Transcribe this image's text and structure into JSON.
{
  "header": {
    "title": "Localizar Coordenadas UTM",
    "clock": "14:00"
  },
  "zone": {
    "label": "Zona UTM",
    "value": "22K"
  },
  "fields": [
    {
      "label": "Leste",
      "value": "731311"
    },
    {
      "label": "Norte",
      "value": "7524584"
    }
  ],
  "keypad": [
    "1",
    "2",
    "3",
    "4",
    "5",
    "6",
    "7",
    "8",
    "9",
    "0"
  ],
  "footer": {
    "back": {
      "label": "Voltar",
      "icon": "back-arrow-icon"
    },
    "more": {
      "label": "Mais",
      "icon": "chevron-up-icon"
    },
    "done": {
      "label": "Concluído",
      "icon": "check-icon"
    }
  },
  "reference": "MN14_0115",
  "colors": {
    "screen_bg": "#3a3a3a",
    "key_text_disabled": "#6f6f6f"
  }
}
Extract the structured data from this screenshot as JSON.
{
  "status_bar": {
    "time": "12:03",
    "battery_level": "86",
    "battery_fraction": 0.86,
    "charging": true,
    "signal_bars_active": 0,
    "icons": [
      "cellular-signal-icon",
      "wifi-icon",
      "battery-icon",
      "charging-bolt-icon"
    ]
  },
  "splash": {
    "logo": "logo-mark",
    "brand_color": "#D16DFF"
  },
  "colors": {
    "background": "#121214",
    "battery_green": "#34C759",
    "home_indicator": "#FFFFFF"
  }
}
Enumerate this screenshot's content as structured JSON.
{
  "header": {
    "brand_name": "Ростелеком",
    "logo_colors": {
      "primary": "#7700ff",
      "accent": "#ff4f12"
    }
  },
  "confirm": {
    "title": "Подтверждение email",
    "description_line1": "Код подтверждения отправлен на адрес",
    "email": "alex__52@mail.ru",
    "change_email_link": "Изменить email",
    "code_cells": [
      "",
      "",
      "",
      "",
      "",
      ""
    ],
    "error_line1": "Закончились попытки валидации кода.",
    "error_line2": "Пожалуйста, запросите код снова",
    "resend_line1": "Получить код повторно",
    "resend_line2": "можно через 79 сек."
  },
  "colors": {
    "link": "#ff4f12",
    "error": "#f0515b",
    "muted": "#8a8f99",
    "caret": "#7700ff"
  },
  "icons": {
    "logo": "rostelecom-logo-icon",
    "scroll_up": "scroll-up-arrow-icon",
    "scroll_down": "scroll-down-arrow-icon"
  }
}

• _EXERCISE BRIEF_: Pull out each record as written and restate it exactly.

• _OUTPUT FOR THIS EXERCISE_:
Transcribe this image's text and structure into JSON.
{
  "header": {
    "title": "Localizar Coordenadas UTM",
    "clock": "14:00"
  },
  "zone": {
    "label": "Zona UTM",
    "value": "22K"
  },
  "fields": [
    {
      "label": "Leste",
      "value": "731311"
    },
    {
      "label": "Norte",
      "value": "7524584"
    }
  ],
  "keypad": [
    "1",
    "2",
    "3",
    "4",
    "5",
    "6",
    "7",
    "8",
    "9",
    "0"
  ],
  "footer": {
    "back": {
      "label": "Voltar",
      "icon": "back-arrow-icon"
    },
    "more": {
      "label": "Mais",
      "icon": "chevron-up-icon"
    },
    "done": {
      "label": "Concluído",
      "icon": "check-icon"
    }
  },
  "reference": "MN14_0115",
  "colors": {
    "screen_bg": "#3a3a3a",
    "key_text_disabled": "#6f6f6f"
  }
}
Extract the structured data from this screenshot as JSON.
{
  "status_bar": {
    "time": "12:03",
    "battery_level": "86",
    "battery_fraction": 0.86,
    "charging": true,
    "signal_bars_active": 0,
    "icons": [
      "cellular-signal-icon",
      "wifi-icon",
      "battery-icon",
      "charging-bolt-icon"
    ]
  },
  "splash": {
    "logo": "logo-mark",
    "brand_color": "#D16DFF"
  },
  "colors": {
    "background": "#121214",
    "battery_green": "#34C759",
    "home_indicator": "#FFFFFF"
  }
}
Enumerate this screenshot's content as structured JSON.
{
  "header": {
    "brand_name": "Ростелеком",
    "logo_colors": {
      "primary": "#7700ff",
      "accent": "#ff4f12"
    }
  },
  "confirm": {
    "title": "Подтверждение email",
    "description_line1": "Код подтверждения отправлен на адрес",
    "email": "alex__52@mail.ru",
    "change_email_link": "Изменить email",
    "code_cells": [
      "",
      "",
      "",
      "",
      "",
      ""
    ],
    "error_line1": "Закончились попытки валидации кода.",
    "error_line2": "Пожалуйста, запросите код снова",
    "resend_line1": "Получить код повторно",
    "resend_line2": "можно через 79 сек."
  },
  "colors": {
    "link": "#ff4f12",
    "error": "#f0515b",
    "muted": "#8a8f99",
    "caret": "#7700ff"
  },
  "icons": {
    "logo": "rostelecom-logo-icon",
    "scroll_up": "scroll-up-arrow-icon",
    "scroll_down": "scroll-down-arrow-icon"
  }
}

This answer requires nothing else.